James Dean Leavitt has served as the board’s chairman for one year. He will face Parviz Aaron Heshmati and Joe Pitts.

Leavitt is an attorney in private practice. He earned his bachelor’s degree in speech communication from Brigham Young University and his law degree at the University of Idaho. He has taught part time at UNLV.

He said he wants to remain on the board because he is a strong advocate for higher education.

“We need to have people that are going to advocate for proper funding of higher education throughout the state,” he said.

As chairman, he said he has a unique opportunity to spread that message.

He said his top priority if re-elected will be to lobby lawmakers for adequate funding of the higher education system.

Much of Leavitt’s time on the board has been consumed with state budget cuts. He said that situation can be turned around if the public understands how crucial a quality higher education system is to the state.

“We have the ability in higher education to change lives one student at a time,” he said. “The entire state benefits when students graduate from our institutions.”

Heshmati earned his bachelor’s degree from UNLV in accounting and is a recent graduate of UNLV’s law school. He is in private practice.

He said he is running for the board because the system needs to change the direction it has been heading in. He is most concerned about budget cuts, which have been mandated by the Legislature.

Heshmati did not have much time to talk, and did not return messages seeking further comment.

On his website, he lists budget shortfalls, the establishment of a mentoring system in partnership with K-12 schools, expanding financial aid and increasing access for underrepresented populations as among his highest priorities.

Pitts worked for the city of Henderson for 25 years and served in the Air Force. He is a former firefighter and plasterer.

Pitts said he has two associate degrees from the College of Southern Nevada, a bachelor’s degree in political science from UNLV and worked one year toward a master’s degree in public administration at UNLV.

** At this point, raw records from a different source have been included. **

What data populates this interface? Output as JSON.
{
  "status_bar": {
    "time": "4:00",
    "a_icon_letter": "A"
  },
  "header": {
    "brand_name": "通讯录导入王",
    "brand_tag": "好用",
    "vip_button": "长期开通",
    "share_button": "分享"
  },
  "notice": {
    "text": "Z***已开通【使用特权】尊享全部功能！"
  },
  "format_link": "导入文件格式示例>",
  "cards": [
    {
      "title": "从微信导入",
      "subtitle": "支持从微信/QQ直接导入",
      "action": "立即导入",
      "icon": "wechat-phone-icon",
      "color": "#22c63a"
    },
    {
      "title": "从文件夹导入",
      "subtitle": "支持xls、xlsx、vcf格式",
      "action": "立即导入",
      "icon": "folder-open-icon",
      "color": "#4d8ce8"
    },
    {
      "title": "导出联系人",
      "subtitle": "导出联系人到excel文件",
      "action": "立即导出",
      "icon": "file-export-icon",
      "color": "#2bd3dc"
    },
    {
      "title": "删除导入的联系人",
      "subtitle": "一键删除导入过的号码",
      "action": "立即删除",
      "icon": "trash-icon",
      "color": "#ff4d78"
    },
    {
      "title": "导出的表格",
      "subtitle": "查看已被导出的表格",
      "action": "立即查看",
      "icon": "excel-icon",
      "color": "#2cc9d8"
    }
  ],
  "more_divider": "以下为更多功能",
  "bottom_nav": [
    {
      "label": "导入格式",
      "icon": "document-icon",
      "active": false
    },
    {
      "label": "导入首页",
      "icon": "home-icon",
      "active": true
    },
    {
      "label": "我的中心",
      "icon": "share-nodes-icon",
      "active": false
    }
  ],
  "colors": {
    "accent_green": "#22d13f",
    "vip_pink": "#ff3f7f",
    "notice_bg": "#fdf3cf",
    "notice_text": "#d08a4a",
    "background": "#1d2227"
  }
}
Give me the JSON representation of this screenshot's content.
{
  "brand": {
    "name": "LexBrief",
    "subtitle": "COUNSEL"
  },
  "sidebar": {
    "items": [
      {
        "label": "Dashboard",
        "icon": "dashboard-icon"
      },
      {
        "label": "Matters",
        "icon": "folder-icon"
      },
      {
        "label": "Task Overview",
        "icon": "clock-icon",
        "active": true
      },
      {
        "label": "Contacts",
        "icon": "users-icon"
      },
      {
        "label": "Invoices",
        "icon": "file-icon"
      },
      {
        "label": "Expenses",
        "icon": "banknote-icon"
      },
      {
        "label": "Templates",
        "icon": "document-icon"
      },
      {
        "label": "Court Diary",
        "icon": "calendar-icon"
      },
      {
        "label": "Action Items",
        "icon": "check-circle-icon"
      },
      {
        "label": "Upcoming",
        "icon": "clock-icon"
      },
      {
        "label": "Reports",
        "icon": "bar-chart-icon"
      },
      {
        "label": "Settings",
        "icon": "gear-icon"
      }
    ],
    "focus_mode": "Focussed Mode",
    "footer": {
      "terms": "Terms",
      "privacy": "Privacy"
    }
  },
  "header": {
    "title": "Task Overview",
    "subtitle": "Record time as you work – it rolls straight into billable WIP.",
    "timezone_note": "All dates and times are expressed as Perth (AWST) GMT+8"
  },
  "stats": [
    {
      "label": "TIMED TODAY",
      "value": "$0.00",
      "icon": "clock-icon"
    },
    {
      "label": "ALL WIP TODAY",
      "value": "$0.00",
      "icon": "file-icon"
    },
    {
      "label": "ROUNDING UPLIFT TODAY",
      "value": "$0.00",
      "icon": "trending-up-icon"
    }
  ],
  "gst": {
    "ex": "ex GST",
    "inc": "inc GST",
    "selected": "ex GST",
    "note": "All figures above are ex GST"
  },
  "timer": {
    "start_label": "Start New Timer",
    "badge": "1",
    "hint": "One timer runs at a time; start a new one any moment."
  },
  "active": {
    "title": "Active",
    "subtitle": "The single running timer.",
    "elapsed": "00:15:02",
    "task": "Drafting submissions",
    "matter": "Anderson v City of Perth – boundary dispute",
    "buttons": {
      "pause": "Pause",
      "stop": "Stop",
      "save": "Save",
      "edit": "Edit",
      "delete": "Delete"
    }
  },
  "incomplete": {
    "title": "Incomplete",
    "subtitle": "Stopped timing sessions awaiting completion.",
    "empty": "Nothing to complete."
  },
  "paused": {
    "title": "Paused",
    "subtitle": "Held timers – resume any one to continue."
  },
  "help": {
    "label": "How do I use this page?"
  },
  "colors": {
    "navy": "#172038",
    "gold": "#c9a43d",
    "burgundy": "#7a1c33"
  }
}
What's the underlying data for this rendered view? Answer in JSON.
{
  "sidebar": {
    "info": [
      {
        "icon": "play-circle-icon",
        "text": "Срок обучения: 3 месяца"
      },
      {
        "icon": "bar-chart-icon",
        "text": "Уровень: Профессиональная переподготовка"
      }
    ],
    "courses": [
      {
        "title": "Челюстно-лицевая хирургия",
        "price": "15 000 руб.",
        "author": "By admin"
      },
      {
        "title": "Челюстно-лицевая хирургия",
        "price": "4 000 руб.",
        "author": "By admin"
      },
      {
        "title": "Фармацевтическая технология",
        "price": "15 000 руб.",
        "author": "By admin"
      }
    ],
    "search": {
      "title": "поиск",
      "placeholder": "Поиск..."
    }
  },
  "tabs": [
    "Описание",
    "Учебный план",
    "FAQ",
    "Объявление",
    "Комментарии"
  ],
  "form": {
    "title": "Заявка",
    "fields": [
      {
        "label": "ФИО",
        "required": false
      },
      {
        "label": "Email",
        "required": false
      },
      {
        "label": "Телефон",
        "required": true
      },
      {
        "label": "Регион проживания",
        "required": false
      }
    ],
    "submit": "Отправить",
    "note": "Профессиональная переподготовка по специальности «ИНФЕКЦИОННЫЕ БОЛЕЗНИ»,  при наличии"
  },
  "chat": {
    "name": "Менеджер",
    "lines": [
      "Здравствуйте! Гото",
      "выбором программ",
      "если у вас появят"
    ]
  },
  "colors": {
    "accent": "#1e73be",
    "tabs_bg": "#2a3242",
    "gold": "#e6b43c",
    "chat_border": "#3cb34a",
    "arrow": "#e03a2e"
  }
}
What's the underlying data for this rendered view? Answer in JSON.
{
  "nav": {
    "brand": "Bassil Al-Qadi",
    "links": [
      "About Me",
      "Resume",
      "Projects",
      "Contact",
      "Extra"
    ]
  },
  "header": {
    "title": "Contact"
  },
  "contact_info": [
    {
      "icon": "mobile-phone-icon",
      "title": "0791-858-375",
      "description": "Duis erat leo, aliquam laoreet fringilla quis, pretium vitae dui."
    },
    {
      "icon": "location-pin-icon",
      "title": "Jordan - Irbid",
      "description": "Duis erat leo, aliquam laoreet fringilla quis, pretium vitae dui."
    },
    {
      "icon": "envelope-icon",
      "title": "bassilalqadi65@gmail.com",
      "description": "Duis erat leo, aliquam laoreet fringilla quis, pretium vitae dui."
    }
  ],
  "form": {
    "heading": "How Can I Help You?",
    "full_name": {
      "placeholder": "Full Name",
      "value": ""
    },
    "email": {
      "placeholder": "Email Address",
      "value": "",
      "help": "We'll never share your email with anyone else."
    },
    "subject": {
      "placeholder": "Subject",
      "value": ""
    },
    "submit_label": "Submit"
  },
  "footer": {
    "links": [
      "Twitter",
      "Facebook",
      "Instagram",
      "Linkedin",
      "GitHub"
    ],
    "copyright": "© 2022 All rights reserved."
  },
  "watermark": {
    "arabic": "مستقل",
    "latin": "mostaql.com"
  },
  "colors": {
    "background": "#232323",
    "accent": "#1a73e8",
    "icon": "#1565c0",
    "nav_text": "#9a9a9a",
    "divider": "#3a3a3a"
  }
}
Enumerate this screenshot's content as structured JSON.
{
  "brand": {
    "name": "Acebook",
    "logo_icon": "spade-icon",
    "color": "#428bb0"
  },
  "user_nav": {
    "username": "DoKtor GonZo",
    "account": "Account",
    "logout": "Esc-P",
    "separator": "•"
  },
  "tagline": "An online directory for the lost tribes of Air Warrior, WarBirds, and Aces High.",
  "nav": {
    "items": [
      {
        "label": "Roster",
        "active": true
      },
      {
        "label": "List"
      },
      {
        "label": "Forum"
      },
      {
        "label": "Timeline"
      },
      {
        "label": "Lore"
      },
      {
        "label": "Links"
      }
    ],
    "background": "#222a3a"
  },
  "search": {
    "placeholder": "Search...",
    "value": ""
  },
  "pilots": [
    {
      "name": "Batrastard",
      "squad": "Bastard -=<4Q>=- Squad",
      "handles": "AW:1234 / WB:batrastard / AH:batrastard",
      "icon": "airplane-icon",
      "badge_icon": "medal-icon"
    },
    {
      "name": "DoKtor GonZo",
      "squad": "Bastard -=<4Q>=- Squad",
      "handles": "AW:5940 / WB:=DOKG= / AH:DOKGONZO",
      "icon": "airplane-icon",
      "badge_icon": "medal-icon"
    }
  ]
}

He said his top priority will be to keep the system from sinking like the Titanic during budget cuts, which he expects more of next year.

He said he would push to cut athletic programs that do not pay their own way and wants to end hosting accounts for regents. Though regents are not salaried and earn only $80 per meeting, they can spend up to $2,500 each per year on dinners and other expenses.

Pitts said he also wants to increase retention of students, particularly Hispanics, who he sees as a major factor in Nevada’s future growth. He backs increasing distance education programs and increasing the number of graduates in the medical fields.